Heat exhaustion symptoms typically begin with heavy sweating. By itself, sweating isn't a bad thing. In fact, it's one of the body's chief methods of regulating temperature. When dehydrated and exposed to high temperatures, individuals begin to sweat more heavily than normal, which is one of the first signs of heat exhaustion. Other signs quickly follow, such as fatigue, weakness, muscle cramping, even vomiting. Individuals suffering from heat exhaustion may actually have cool skin, which appears pale. They may also exhibit a quickened, yet weaker, pulse. Any combinations of these symptoms are a high indicator of heat exhaustion, and no time should be wasted in treating them, lest they progress to deadly heat stroke.

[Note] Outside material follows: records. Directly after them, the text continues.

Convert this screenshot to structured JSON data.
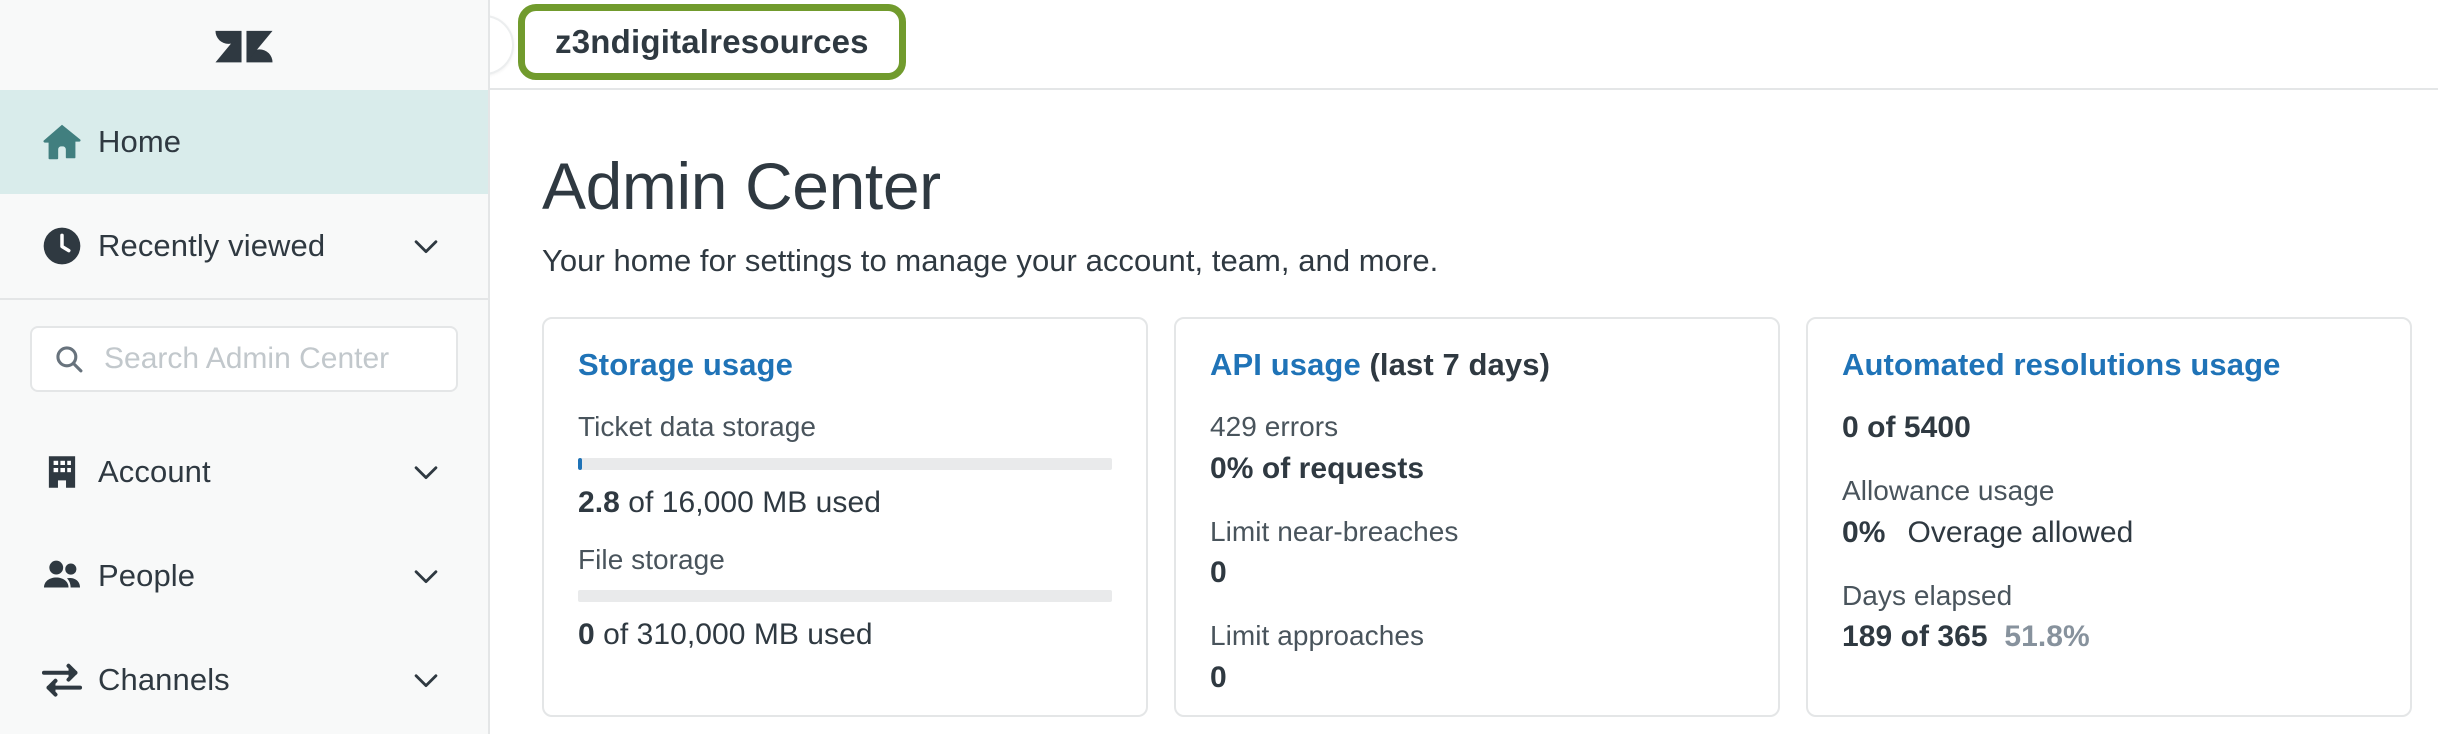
{
  "sidebar": {
    "logo_icon": "zendesk-logo",
    "items": [
      {
        "label": "Home",
        "icon": "home-icon",
        "active": true,
        "chevron": false
      },
      {
        "label": "Recently viewed",
        "icon": "clock-icon",
        "active": false,
        "chevron": true
      },
      {
        "label": "Account",
        "icon": "building-icon",
        "active": false,
        "chevron": true
      },
      {
        "label": "People",
        "icon": "people-icon",
        "active": false,
        "chevron": true
      },
      {
        "label": "Channels",
        "icon": "channels-icon",
        "active": false,
        "chevron": true
      }
    ],
    "search": {
      "placeholder": "Search Admin Center",
      "value": "",
      "icon": "search-icon"
    }
  },
  "topbar": {
    "collapse_icon": "chevron-left-icon",
    "account_name": "z3ndigitalresources",
    "highlight_color": "#719b2d"
  },
  "main": {
    "title": "Admin Center",
    "subtitle": "Your home for settings to manage your account, team, and more."
  },
  "cards": {
    "storage": {
      "title": "Storage usage",
      "ticket_label": "Ticket data storage",
      "ticket_progress_percent": 0.8,
      "ticket_value_bold": "2.8",
      "ticket_value_rest": " of 16,000 MB used",
      "file_label": "File storage",
      "file_progress_percent": 0,
      "file_value_bold": "0",
      "file_value_rest": " of 310,000 MB used"
    },
    "api": {
      "title": "API usage",
      "title_suffix": " (last 7 days)",
      "errors_label": "429 errors",
      "errors_value": "0% of requests",
      "near_breaches_label": "Limit near-breaches",
      "near_breaches_value": "0",
      "approaches_label": "Limit approaches",
      "approaches_value": "0"
    },
    "automated": {
      "title": "Automated resolutions usage",
      "total_value": "0 of 5400",
      "allowance_label": "Allowance usage",
      "allowance_value": "0%",
      "allowance_note": "Overage allowed",
      "days_label": "Days elapsed",
      "days_value": "189 of 365",
      "days_percent": "51.8%"
    }
  },
  "colors": {
    "link_blue": "#1f73b7",
    "sidebar_bg": "#f8f9f9",
    "active_row": "#d9eceb",
    "text_dark": "#2f3941",
    "muted": "#87929d",
    "border": "#e4e6e7"
  }
}
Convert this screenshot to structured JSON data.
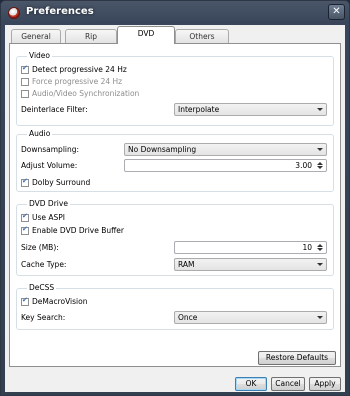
{
  "window": {
    "title": "Preferences",
    "close_glyph": "✕"
  },
  "tabs": [
    {
      "label": "General",
      "active": false
    },
    {
      "label": "Rip",
      "active": false
    },
    {
      "label": "DVD",
      "active": true
    },
    {
      "label": "Others",
      "active": false
    }
  ],
  "video": {
    "title": "Video",
    "detect_progressive": {
      "label": "Detect progressive 24 Hz",
      "checked": true
    },
    "force_progressive": {
      "label": "Force progressive 24 Hz",
      "checked": false,
      "enabled": false
    },
    "av_sync": {
      "label": "Audio/Video Synchronization",
      "checked": false,
      "enabled": false
    },
    "deinterlace_label": "Deinterlace Filter:",
    "deinterlace_value": "Interpolate"
  },
  "audio": {
    "title": "Audio",
    "downsampling_label": "Downsampling:",
    "downsampling_value": "No Downsampling",
    "volume_label": "Adjust Volume:",
    "volume_value": "3.00",
    "dolby": {
      "label": "Dolby Surround",
      "checked": true
    }
  },
  "dvd_drive": {
    "title": "DVD Drive",
    "use_aspi": {
      "label": "Use ASPI",
      "checked": true
    },
    "drive_buffer": {
      "label": "Enable DVD Drive Buffer",
      "checked": true
    },
    "size_label": "Size (MB):",
    "size_value": "10",
    "cache_label": "Cache Type:",
    "cache_value": "RAM"
  },
  "decss": {
    "title": "DeCSS",
    "demacro": {
      "label": "DeMacroVision",
      "checked": true
    },
    "key_search_label": "Key Search:",
    "key_search_value": "Once"
  },
  "buttons": {
    "restore": "Restore Defaults",
    "ok": "OK",
    "cancel": "Cancel",
    "apply": "Apply"
  },
  "icons": {
    "app": "dvd-disc-icon",
    "close": "close-icon",
    "dropdown": "chevron-down-icon",
    "spin": "spin-arrows-icon"
  }
}
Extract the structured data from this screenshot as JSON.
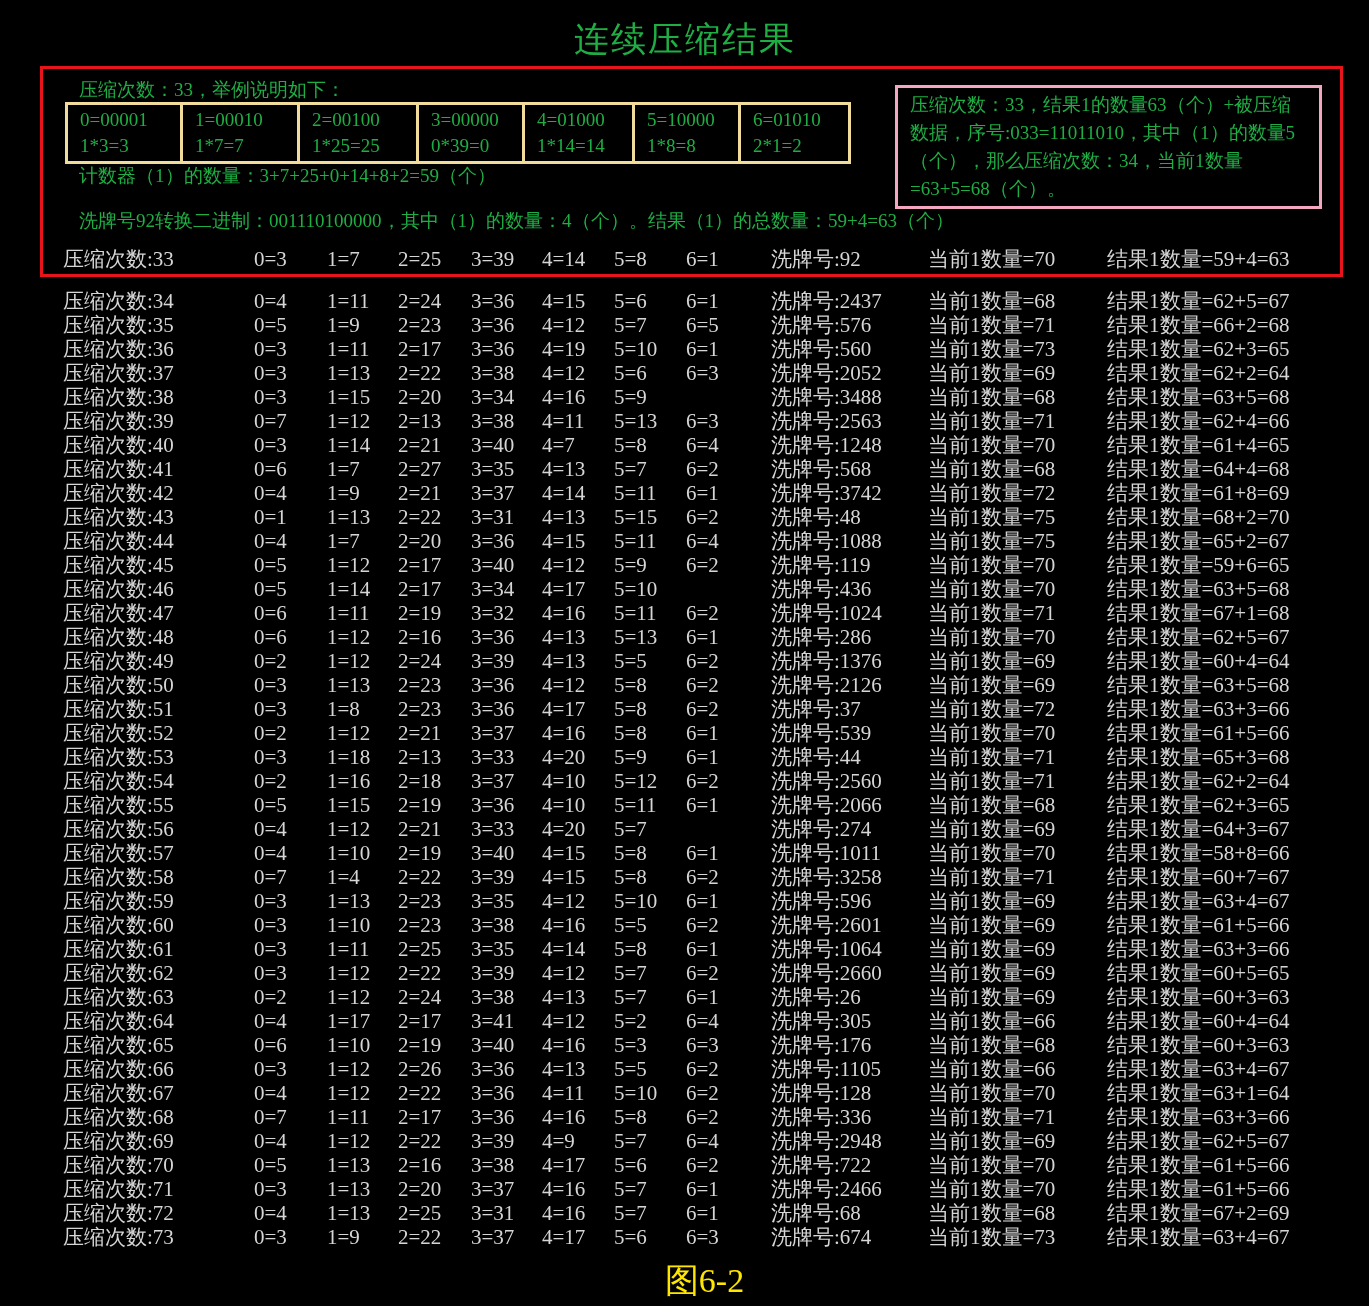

Knowing how to quickly recognize and treat heat exhaustion symptoms can mean the difference between life and death. Removing the individual from the heat and into a cool place as well as immediately providing cool, hydrating beverages, are the most important steps. When giving liquids to an individual suffering from heat exhaustion, be sure to provide only hydrating beverages, such as water or sports drinks containing electrolytes. Drinks containing caffeine, alcohol, or other drinks which can further dehydrate the body should be avoided. The ill individual should also immediately change into cool, lightweight clothing and find ways to cool down, such as with a shower or damp cloth.
If symptoms appear to worsen rather than quickly dissipate, individuals should seek immediate medical attention. A person with extreme heat exhaustion may need medical attention and intravenous (IV) fluids. Without the proper attention, heat exhaustion symptoms can develop into heat stroke, which has been known to cause heart attacks as well as brain damage and damage to other body organs and functions.
@christym: Heat exhaustion can be considered as a warning to your body that you are getting too hot. Once it leads to heat stroke, your actual organs start to overheat. If they get too hot, they will simply stop working.
The symptoms for heat exhaustion and heat stroke are different. Obviously, the symptoms for the heat stroke are much more severe.
Some of the symptoms for heat exhaustion are: weak or rapid pulse, nausea or vomiting, muscle cramps, fatigue, weakness, dizziness, dry mouth, headache, cool or clammy skin, and sweating. Oddly enough, your body temperature will be normal or only slightly elevated.
With a heat stroke, you will usually have a very high temperature, usually 104 degrees or higher. You will also have red, hot, and dry skin, rapid pulse, confusion, hallucinations, convulsions, and loss of consciousness.
Heat stroke is a very serious, life-threatening emergency.
Are the heat stroke symptoms the same as heat exhaustion symptoms?